• [Work order] What is needed is a word-for-word copy of all the entries, minus the pictures.

Element data from apps and pages:

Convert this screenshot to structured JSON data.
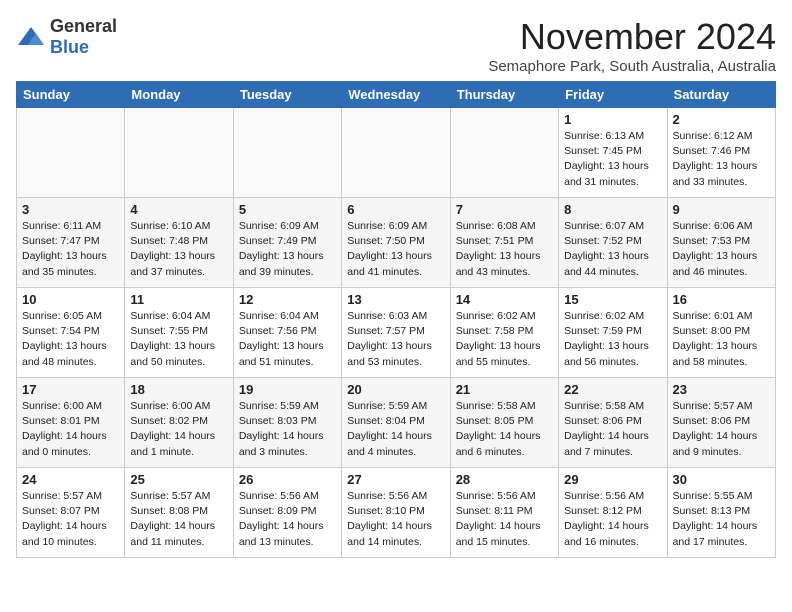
{
  "header": {
    "logo_general": "General",
    "logo_blue": "Blue",
    "title": "November 2024",
    "subtitle": "Semaphore Park, South Australia, Australia"
  },
  "columns": [
    "Sunday",
    "Monday",
    "Tuesday",
    "Wednesday",
    "Thursday",
    "Friday",
    "Saturday"
  ],
  "weeks": [
    [
      {
        "day": "",
        "info": ""
      },
      {
        "day": "",
        "info": ""
      },
      {
        "day": "",
        "info": ""
      },
      {
        "day": "",
        "info": ""
      },
      {
        "day": "",
        "info": ""
      },
      {
        "day": "1",
        "info": "Sunrise: 6:13 AM\nSunset: 7:45 PM\nDaylight: 13 hours\nand 31 minutes."
      },
      {
        "day": "2",
        "info": "Sunrise: 6:12 AM\nSunset: 7:46 PM\nDaylight: 13 hours\nand 33 minutes."
      }
    ],
    [
      {
        "day": "3",
        "info": "Sunrise: 6:11 AM\nSunset: 7:47 PM\nDaylight: 13 hours\nand 35 minutes."
      },
      {
        "day": "4",
        "info": "Sunrise: 6:10 AM\nSunset: 7:48 PM\nDaylight: 13 hours\nand 37 minutes."
      },
      {
        "day": "5",
        "info": "Sunrise: 6:09 AM\nSunset: 7:49 PM\nDaylight: 13 hours\nand 39 minutes."
      },
      {
        "day": "6",
        "info": "Sunrise: 6:09 AM\nSunset: 7:50 PM\nDaylight: 13 hours\nand 41 minutes."
      },
      {
        "day": "7",
        "info": "Sunrise: 6:08 AM\nSunset: 7:51 PM\nDaylight: 13 hours\nand 43 minutes."
      },
      {
        "day": "8",
        "info": "Sunrise: 6:07 AM\nSunset: 7:52 PM\nDaylight: 13 hours\nand 44 minutes."
      },
      {
        "day": "9",
        "info": "Sunrise: 6:06 AM\nSunset: 7:53 PM\nDaylight: 13 hours\nand 46 minutes."
      }
    ],
    [
      {
        "day": "10",
        "info": "Sunrise: 6:05 AM\nSunset: 7:54 PM\nDaylight: 13 hours\nand 48 minutes."
      },
      {
        "day": "11",
        "info": "Sunrise: 6:04 AM\nSunset: 7:55 PM\nDaylight: 13 hours\nand 50 minutes."
      },
      {
        "day": "12",
        "info": "Sunrise: 6:04 AM\nSunset: 7:56 PM\nDaylight: 13 hours\nand 51 minutes."
      },
      {
        "day": "13",
        "info": "Sunrise: 6:03 AM\nSunset: 7:57 PM\nDaylight: 13 hours\nand 53 minutes."
      },
      {
        "day": "14",
        "info": "Sunrise: 6:02 AM\nSunset: 7:58 PM\nDaylight: 13 hours\nand 55 minutes."
      },
      {
        "day": "15",
        "info": "Sunrise: 6:02 AM\nSunset: 7:59 PM\nDaylight: 13 hours\nand 56 minutes."
      },
      {
        "day": "16",
        "info": "Sunrise: 6:01 AM\nSunset: 8:00 PM\nDaylight: 13 hours\nand 58 minutes."
      }
    ],
    [
      {
        "day": "17",
        "info": "Sunrise: 6:00 AM\nSunset: 8:01 PM\nDaylight: 14 hours\nand 0 minutes."
      },
      {
        "day": "18",
        "info": "Sunrise: 6:00 AM\nSunset: 8:02 PM\nDaylight: 14 hours\nand 1 minute."
      },
      {
        "day": "19",
        "info": "Sunrise: 5:59 AM\nSunset: 8:03 PM\nDaylight: 14 hours\nand 3 minutes."
      },
      {
        "day": "20",
        "info": "Sunrise: 5:59 AM\nSunset: 8:04 PM\nDaylight: 14 hours\nand 4 minutes."
      },
      {
        "day": "21",
        "info": "Sunrise: 5:58 AM\nSunset: 8:05 PM\nDaylight: 14 hours\nand 6 minutes."
      },
      {
        "day": "22",
        "info": "Sunrise: 5:58 AM\nSunset: 8:06 PM\nDaylight: 14 hours\nand 7 minutes."
      },
      {
        "day": "23",
        "info": "Sunrise: 5:57 AM\nSunset: 8:06 PM\nDaylight: 14 hours\nand 9 minutes."
      }
    ],
    [
      {
        "day": "24",
        "info": "Sunrise: 5:57 AM\nSunset: 8:07 PM\nDaylight: 14 hours\nand 10 minutes."
      },
      {
        "day": "25",
        "info": "Sunrise: 5:57 AM\nSunset: 8:08 PM\nDaylight: 14 hours\nand 11 minutes."
      },
      {
        "day": "26",
        "info": "Sunrise: 5:56 AM\nSunset: 8:09 PM\nDaylight: 14 hours\nand 13 minutes."
      },
      {
        "day": "27",
        "info": "Sunrise: 5:56 AM\nSunset: 8:10 PM\nDaylight: 14 hours\nand 14 minutes."
      },
      {
        "day": "28",
        "info": "Sunrise: 5:56 AM\nSunset: 8:11 PM\nDaylight: 14 hours\nand 15 minutes."
      },
      {
        "day": "29",
        "info": "Sunrise: 5:56 AM\nSunset: 8:12 PM\nDaylight: 14 hours\nand 16 minutes."
      },
      {
        "day": "30",
        "info": "Sunrise: 5:55 AM\nSunset: 8:13 PM\nDaylight: 14 hours\nand 17 minutes."
      }
    ]
  ]
}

• [Final answer]
Convert this screenshot to structured JSON data.
{
  "header": {
    "logo_general": "General",
    "logo_blue": "Blue",
    "title": "November 2024",
    "subtitle": "Semaphore Park, South Australia, Australia"
  },
  "columns": [
    "Sunday",
    "Monday",
    "Tuesday",
    "Wednesday",
    "Thursday",
    "Friday",
    "Saturday"
  ],
  "weeks": [
    [
      {
        "day": "",
        "info": ""
      },
      {
        "day": "",
        "info": ""
      },
      {
        "day": "",
        "info": ""
      },
      {
        "day": "",
        "info": ""
      },
      {
        "day": "",
        "info": ""
      },
      {
        "day": "1",
        "info": "Sunrise: 6:13 AM\nSunset: 7:45 PM\nDaylight: 13 hours\nand 31 minutes."
      },
      {
        "day": "2",
        "info": "Sunrise: 6:12 AM\nSunset: 7:46 PM\nDaylight: 13 hours\nand 33 minutes."
      }
    ],
    [
      {
        "day": "3",
        "info": "Sunrise: 6:11 AM\nSunset: 7:47 PM\nDaylight: 13 hours\nand 35 minutes."
      },
      {
        "day": "4",
        "info": "Sunrise: 6:10 AM\nSunset: 7:48 PM\nDaylight: 13 hours\nand 37 minutes."
      },
      {
        "day": "5",
        "info": "Sunrise: 6:09 AM\nSunset: 7:49 PM\nDaylight: 13 hours\nand 39 minutes."
      },
      {
        "day": "6",
        "info": "Sunrise: 6:09 AM\nSunset: 7:50 PM\nDaylight: 13 hours\nand 41 minutes."
      },
      {
        "day": "7",
        "info": "Sunrise: 6:08 AM\nSunset: 7:51 PM\nDaylight: 13 hours\nand 43 minutes."
      },
      {
        "day": "8",
        "info": "Sunrise: 6:07 AM\nSunset: 7:52 PM\nDaylight: 13 hours\nand 44 minutes."
      },
      {
        "day": "9",
        "info": "Sunrise: 6:06 AM\nSunset: 7:53 PM\nDaylight: 13 hours\nand 46 minutes."
      }
    ],
    [
      {
        "day": "10",
        "info": "Sunrise: 6:05 AM\nSunset: 7:54 PM\nDaylight: 13 hours\nand 48 minutes."
      },
      {
        "day": "11",
        "info": "Sunrise: 6:04 AM\nSunset: 7:55 PM\nDaylight: 13 hours\nand 50 minutes."
      },
      {
        "day": "12",
        "info": "Sunrise: 6:04 AM\nSunset: 7:56 PM\nDaylight: 13 hours\nand 51 minutes."
      },
      {
        "day": "13",
        "info": "Sunrise: 6:03 AM\nSunset: 7:57 PM\nDaylight: 13 hours\nand 53 minutes."
      },
      {
        "day": "14",
        "info": "Sunrise: 6:02 AM\nSunset: 7:58 PM\nDaylight: 13 hours\nand 55 minutes."
      },
      {
        "day": "15",
        "info": "Sunrise: 6:02 AM\nSunset: 7:59 PM\nDaylight: 13 hours\nand 56 minutes."
      },
      {
        "day": "16",
        "info": "Sunrise: 6:01 AM\nSunset: 8:00 PM\nDaylight: 13 hours\nand 58 minutes."
      }
    ],
    [
      {
        "day": "17",
        "info": "Sunrise: 6:00 AM\nSunset: 8:01 PM\nDaylight: 14 hours\nand 0 minutes."
      },
      {
        "day": "18",
        "info": "Sunrise: 6:00 AM\nSunset: 8:02 PM\nDaylight: 14 hours\nand 1 minute."
      },
      {
        "day": "19",
        "info": "Sunrise: 5:59 AM\nSunset: 8:03 PM\nDaylight: 14 hours\nand 3 minutes."
      },
      {
        "day": "20",
        "info": "Sunrise: 5:59 AM\nSunset: 8:04 PM\nDaylight: 14 hours\nand 4 minutes."
      },
      {
        "day": "21",
        "info": "Sunrise: 5:58 AM\nSunset: 8:05 PM\nDaylight: 14 hours\nand 6 minutes."
      },
      {
        "day": "22",
        "info": "Sunrise: 5:58 AM\nSunset: 8:06 PM\nDaylight: 14 hours\nand 7 minutes."
      },
      {
        "day": "23",
        "info": "Sunrise: 5:57 AM\nSunset: 8:06 PM\nDaylight: 14 hours\nand 9 minutes."
      }
    ],
    [
      {
        "day": "24",
        "info": "Sunrise: 5:57 AM\nSunset: 8:07 PM\nDaylight: 14 hours\nand 10 minutes."
      },
      {
        "day": "25",
        "info": "Sunrise: 5:57 AM\nSunset: 8:08 PM\nDaylight: 14 hours\nand 11 minutes."
      },
      {
        "day": "26",
        "info": "Sunrise: 5:56 AM\nSunset: 8:09 PM\nDaylight: 14 hours\nand 13 minutes."
      },
      {
        "day": "27",
        "info": "Sunrise: 5:56 AM\nSunset: 8:10 PM\nDaylight: 14 hours\nand 14 minutes."
      },
      {
        "day": "28",
        "info": "Sunrise: 5:56 AM\nSunset: 8:11 PM\nDaylight: 14 hours\nand 15 minutes."
      },
      {
        "day": "29",
        "info": "Sunrise: 5:56 AM\nSunset: 8:12 PM\nDaylight: 14 hours\nand 16 minutes."
      },
      {
        "day": "30",
        "info": "Sunrise: 5:55 AM\nSunset: 8:13 PM\nDaylight: 14 hours\nand 17 minutes."
      }
    ]
  ]
}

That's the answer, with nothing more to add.